PORTLAND, Ore. (KOIN) -- It's a consumer alert that could affect that morning cup of coffee.
"Roya" or coffee rust is affecting crops of coffee beans growing in Latin America, from Peru to Mexico.
It's a kind of fungus that starts in the leaves and eventually kills the trees.
Findings of this rust blight are growing. Experts said more than 30 percent of the crop is already gone.
"Next year they are saying 50 percent will be gone," Rogers Family Coffee Co. President Jon Rogers told CBS Monday.
In Guatemala, the fungus is affecting 70 percent of that country's crop, according to Associated Press reports. Earlier this year Guatemalan President Otto Perez Molina declared a national emergency over the spread of the rust.
Additionally, some say the disease eventually will change the taste of coffee. However, experts said those using cream and sugar in their coffee may not taste the difference.
At least one Oregon lawmaker wants every state legislator and senator to buy into the state's "Cover Oregon" plans. "Somehow Congress and politicians are kind of exempt," she said, as she readies plans for a "Cover Oregon" mandate.
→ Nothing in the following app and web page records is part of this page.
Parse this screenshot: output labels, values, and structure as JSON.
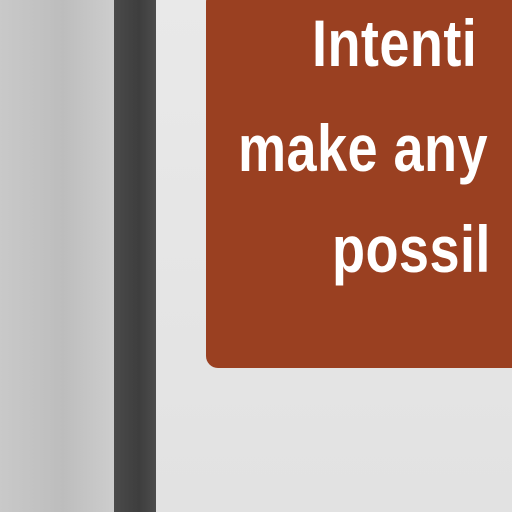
{
  "sign": {
    "lines": [
      "Intenti",
      "make any",
      "possil"
    ]
  },
  "colors": {
    "sign_background": "#9a4021",
    "sign_text": "#ffffff",
    "left_panel": "#c4c4c4",
    "divider_bar": "#444444",
    "background": "#e4e4e4"
  }
}
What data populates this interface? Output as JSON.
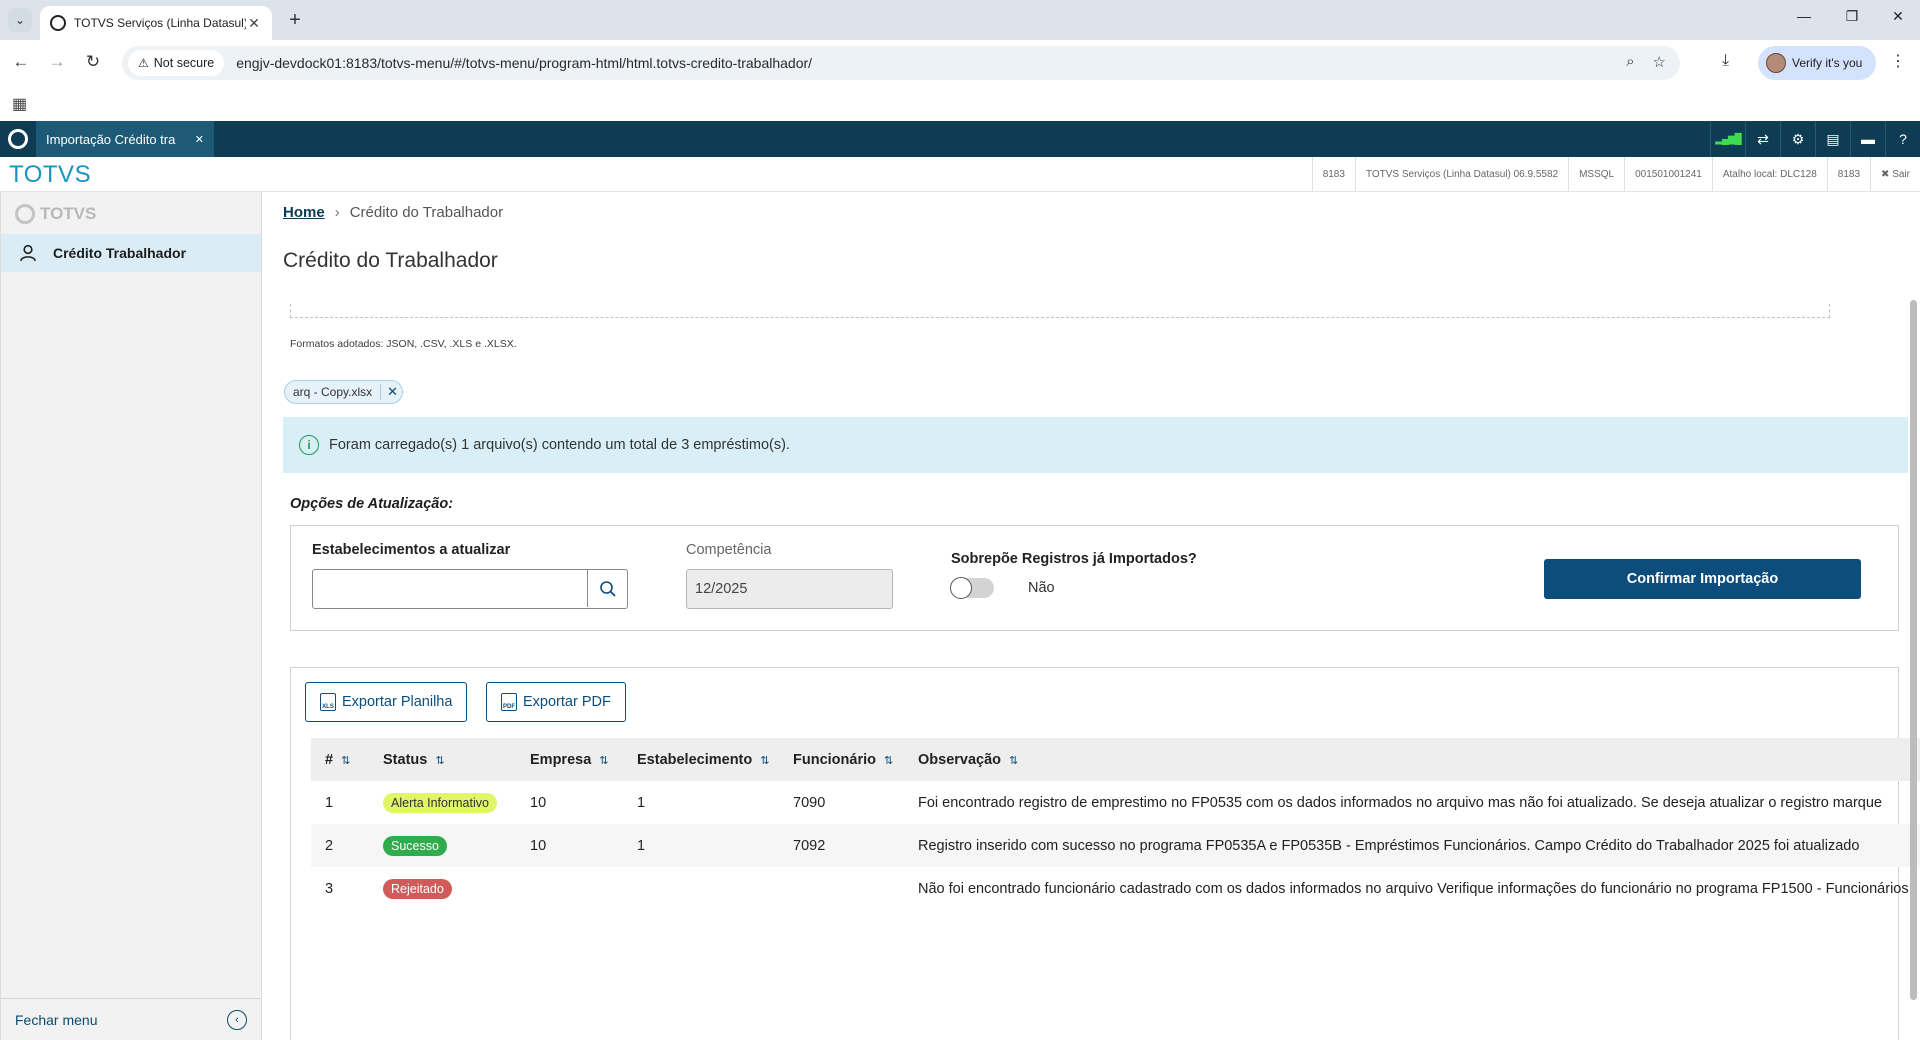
{
  "browser": {
    "tab_title": "TOTVS Serviços (Linha Datasul)",
    "not_secure": "Not secure",
    "url": "engjv-devdock01:8183/totvs-menu/#/totvs-menu/program-html/html.totvs-credito-trabalhador/",
    "verify": "Verify it's you"
  },
  "app": {
    "tab_title": "Importação Crédito tra",
    "brand": "TOTVS",
    "info": [
      "8183",
      "TOTVS Serviços (Linha Datasul) 06.9.5582",
      "MSSQL",
      "001501001241",
      "Atalho local: DLC128",
      "8183",
      "✖ Sair"
    ]
  },
  "sidebar": {
    "logo": "TOTVS",
    "item": "Crédito Trabalhador",
    "close_menu": "Fechar menu"
  },
  "main": {
    "breadcrumb_home": "Home",
    "breadcrumb_current": "Crédito do Trabalhador",
    "title": "Crédito do Trabalhador",
    "formats": "Formatos adotados: JSON, .CSV, .XLS e .XLSX.",
    "file_chip": "arq - Copy.xlsx",
    "alert": "Foram carregado(s) 1 arquivo(s) contendo um total de 3 empréstimo(s).",
    "options_title": "Opções de Atualização:",
    "estab_label": "Estabelecimentos a atualizar",
    "competencia_label": "Competência",
    "competencia_value": "12/2025",
    "sobrepoe_label": "Sobrepõe Registros já Importados?",
    "toggle_value": "Não",
    "confirm_button": "Confirmar Importação",
    "export_sheet": "Exportar Planilha",
    "export_pdf": "Exportar PDF"
  },
  "table": {
    "headers": [
      "#",
      "Status",
      "Empresa",
      "Estabelecimento",
      "Funcionário",
      "Observação"
    ],
    "rows": [
      {
        "n": "1",
        "status": "Alerta Informativo",
        "empresa": "10",
        "estab": "1",
        "func": "7090",
        "obs": "Foi encontrado registro de emprestimo no FP0535 com os dados informados no arquivo mas não foi atualizado. Se deseja atualizar o registro marque"
      },
      {
        "n": "2",
        "status": "Sucesso",
        "empresa": "10",
        "estab": "1",
        "func": "7092",
        "obs": "Registro inserido com sucesso no programa FP0535A e FP0535B - Empréstimos Funcionários. Campo Crédito do Trabalhador 2025 foi atualizado"
      },
      {
        "n": "3",
        "status": "Rejeitado",
        "empresa": "",
        "estab": "",
        "func": "",
        "obs": "Não foi encontrado funcionário cadastrado com os dados informados no arquivo Verifique informações do funcionário no programa FP1500 - Funcionários"
      }
    ]
  }
}
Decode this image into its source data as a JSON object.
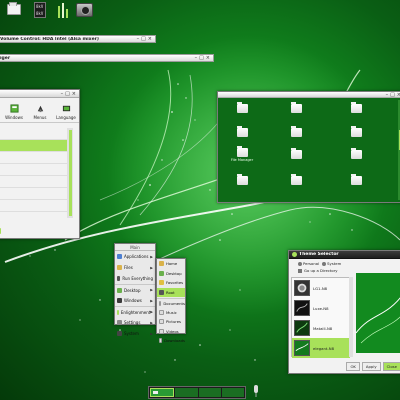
{
  "colors": {
    "accent": "#a8e15a",
    "wallpaper": "#128a1f",
    "window_bg": "#f2f2f2"
  },
  "shelf": {
    "folder_icon": "folder-icon",
    "meter": {
      "line1": "8kV",
      "line2": "8kV"
    },
    "sliders_icon": "sliders-icon",
    "camera_icon": "camera-icon"
  },
  "mixer_bar": {
    "title": "Volume Control: HDA Intel (Alsa mixer)",
    "buttons": [
      "–",
      "□",
      "×"
    ]
  },
  "second_bar": {
    "title": "iger",
    "buttons": [
      "–",
      "□",
      "×"
    ]
  },
  "settings_window": {
    "title": "",
    "buttons": [
      "–",
      "□",
      "×"
    ],
    "toolbar": [
      {
        "label": "Windows",
        "icon": "windows-icon"
      },
      {
        "label": "Menus",
        "icon": "menus-icon"
      },
      {
        "label": "Language",
        "icon": "language-icon"
      }
    ],
    "selected_row": 1
  },
  "file_manager": {
    "buttons": [
      "–",
      "□",
      "×"
    ],
    "items": [
      "",
      "",
      "",
      "",
      "File Manager",
      "",
      "",
      "",
      "",
      "",
      "",
      ""
    ]
  },
  "desktop_menu": {
    "title": "Main",
    "items": [
      {
        "label": "Applications",
        "icon": "applications-icon",
        "arrow": "▶"
      },
      {
        "label": "Files",
        "icon": "files-icon",
        "arrow": "▶"
      },
      {
        "label": "Run Everything",
        "icon": "run-icon",
        "arrow": ""
      },
      {
        "label": "Desktop",
        "icon": "desktop-icon",
        "arrow": "▶"
      },
      {
        "label": "Windows",
        "icon": "windows-icon",
        "arrow": "▶"
      },
      {
        "label": "Enlightenment",
        "icon": "enlightenment-icon",
        "arrow": "▶"
      },
      {
        "label": "Settings",
        "icon": "settings-icon",
        "arrow": "▶"
      },
      {
        "label": "System",
        "icon": "system-icon",
        "arrow": "▶"
      }
    ]
  },
  "files_submenu": {
    "items": [
      "Home",
      "Desktop",
      "Favorites",
      "Root",
      "Documents",
      "Music",
      "Pictures",
      "Videos",
      "Downloads"
    ],
    "highlighted": 3
  },
  "theme_selector": {
    "title": "Theme Selector",
    "tabs": [
      "Personal",
      "System"
    ],
    "breadcrumb": "Go up a Directory",
    "themes": [
      "LG1-N8",
      "Luxe-N8",
      "Mataill-N8",
      "elegant-N8"
    ],
    "selected": 3,
    "buttons": [
      "OK",
      "Apply",
      "Close"
    ]
  },
  "pager": {
    "desks": 4,
    "active": 0
  },
  "mic_icon": "microphone-icon"
}
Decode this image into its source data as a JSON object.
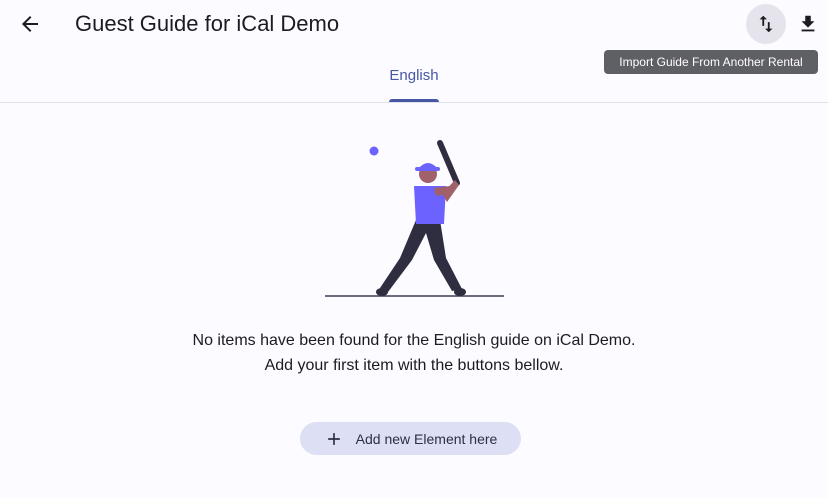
{
  "header": {
    "title": "Guest Guide for iCal Demo",
    "back_icon": "arrow-left-icon",
    "import_icon": "swap-vertical-icon",
    "download_icon": "download-icon"
  },
  "tooltip": {
    "text": "Import Guide From Another Rental"
  },
  "tabs": [
    {
      "label": "English",
      "selected": true
    }
  ],
  "empty_state": {
    "illustration": "baseball-player-illustration",
    "line1": "No items have been found for the English guide on iCal Demo.",
    "line2": "Add your first item with the buttons bellow."
  },
  "add_button": {
    "label": "Add new Element here",
    "icon": "plus-icon"
  },
  "colors": {
    "accent": "#4657a3",
    "illustration": "#6c63ff",
    "button_bg": "#dde0f4"
  }
}
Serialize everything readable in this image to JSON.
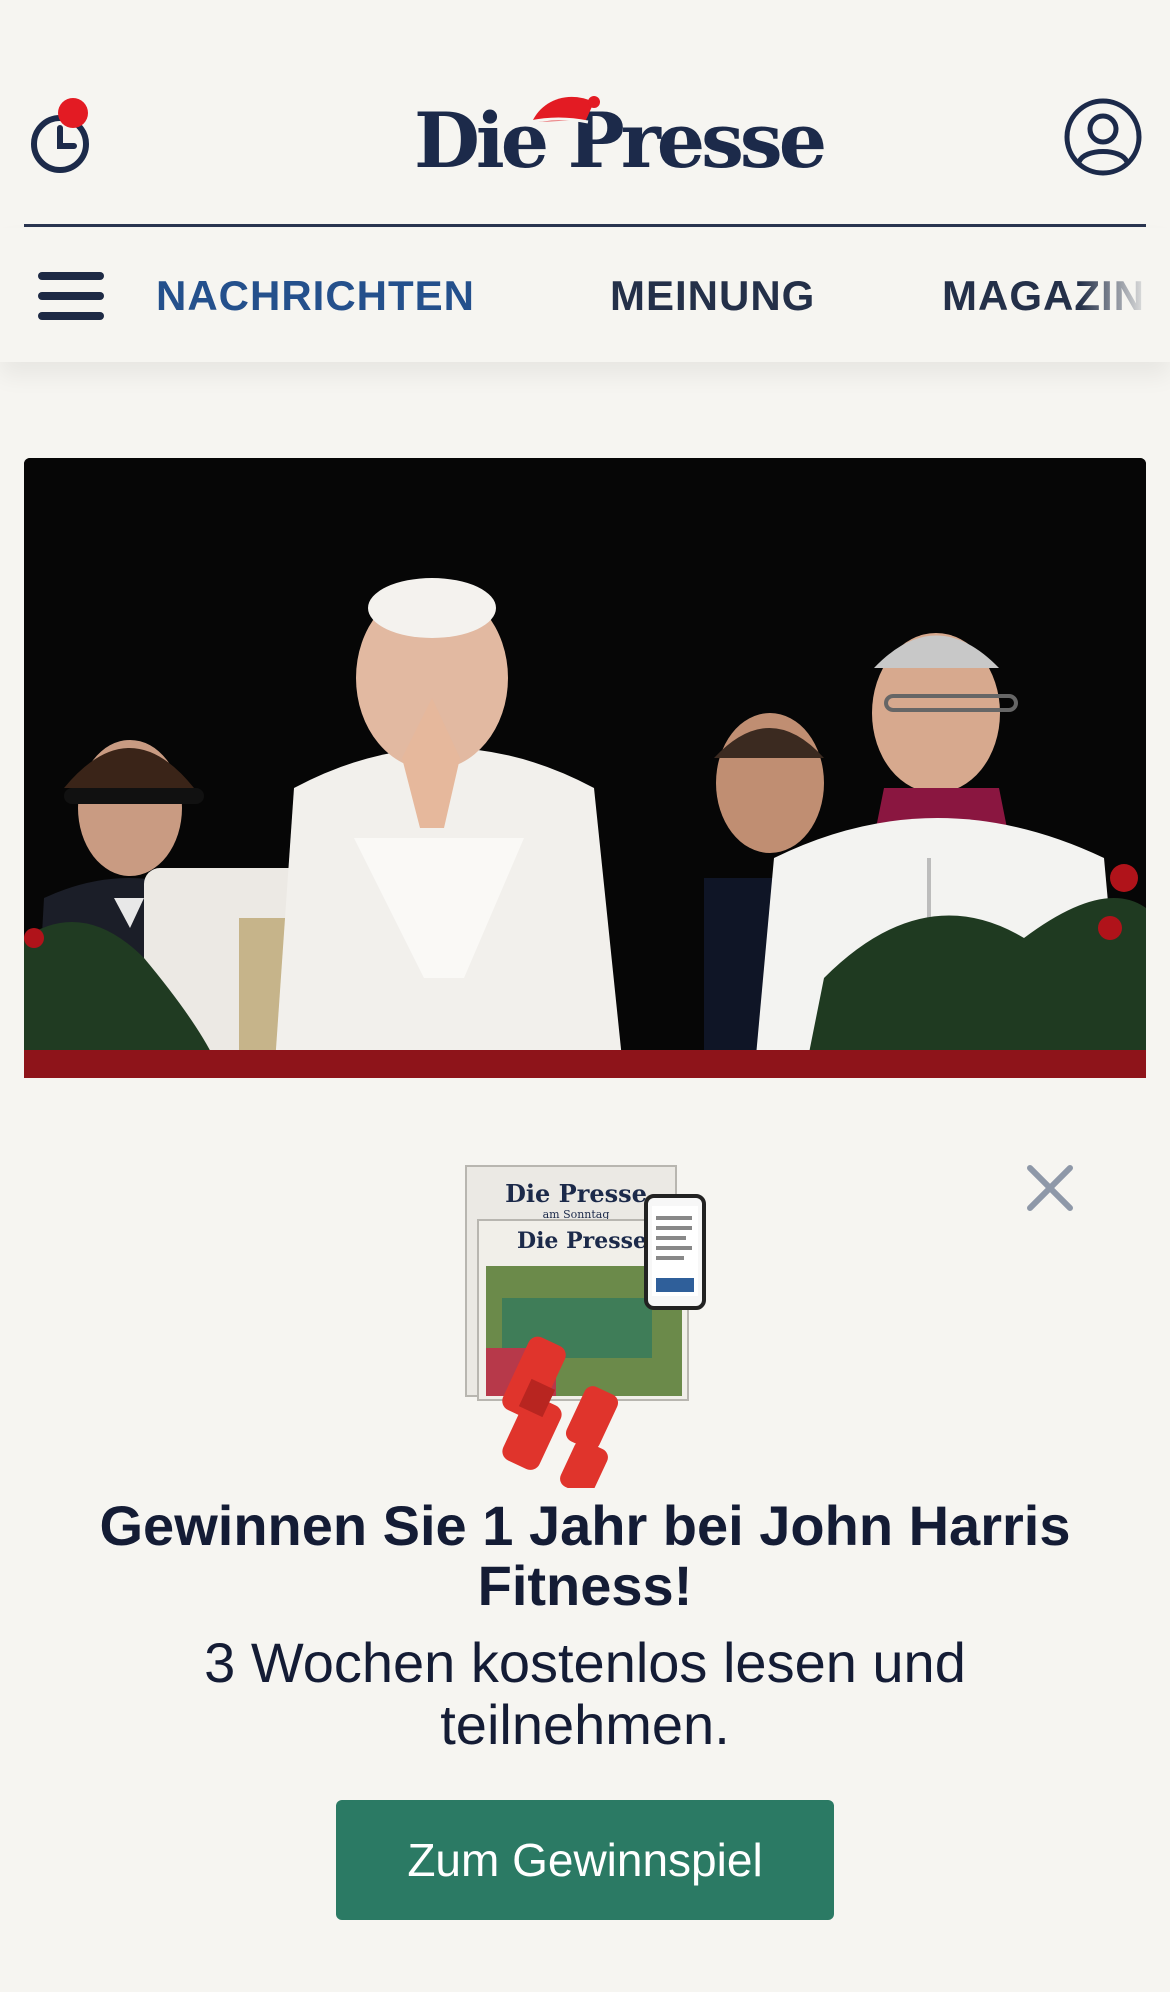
{
  "header": {
    "brand": "Die Presse",
    "history_icon": "clock-icon",
    "account_icon": "user-icon",
    "notification_dot_color": "#e31b23"
  },
  "nav": {
    "menu_icon": "hamburger-icon",
    "items": [
      {
        "label": "NACHRICHTEN",
        "active": true
      },
      {
        "label": "MEINUNG",
        "active": false
      },
      {
        "label": "MAGAZIN",
        "active": false
      }
    ]
  },
  "hero": {
    "image": "photo"
  },
  "promo": {
    "close_icon": "close-icon",
    "image": "newspaper-and-dumbbells",
    "paper_title_1": "Die Presse",
    "paper_subtitle_1": "am Sonntag",
    "paper_title_2": "Die Presse",
    "title": "Gewinnen Sie 1 Jahr bei John Harris Fitness!",
    "subtitle": "3 Wochen kostenlos lesen und teilnehmen.",
    "button_label": "Zum Gewinnspiel",
    "button_color": "#2b7a64"
  }
}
The Clark County Sheriff's Office said aggressive panhandling is on the wane but is not gone. That's why an ordinance is being drafted that would ban panhandling at certain spots.
A 47-year-old man died after the car he was driving crossed from the north lanes to the south on I-205 and hit a pick-up truck.
A type of mold is destroying Christmas tree crops across the country. And some worry it could cost Oregon growers up to $304 million per year in damages.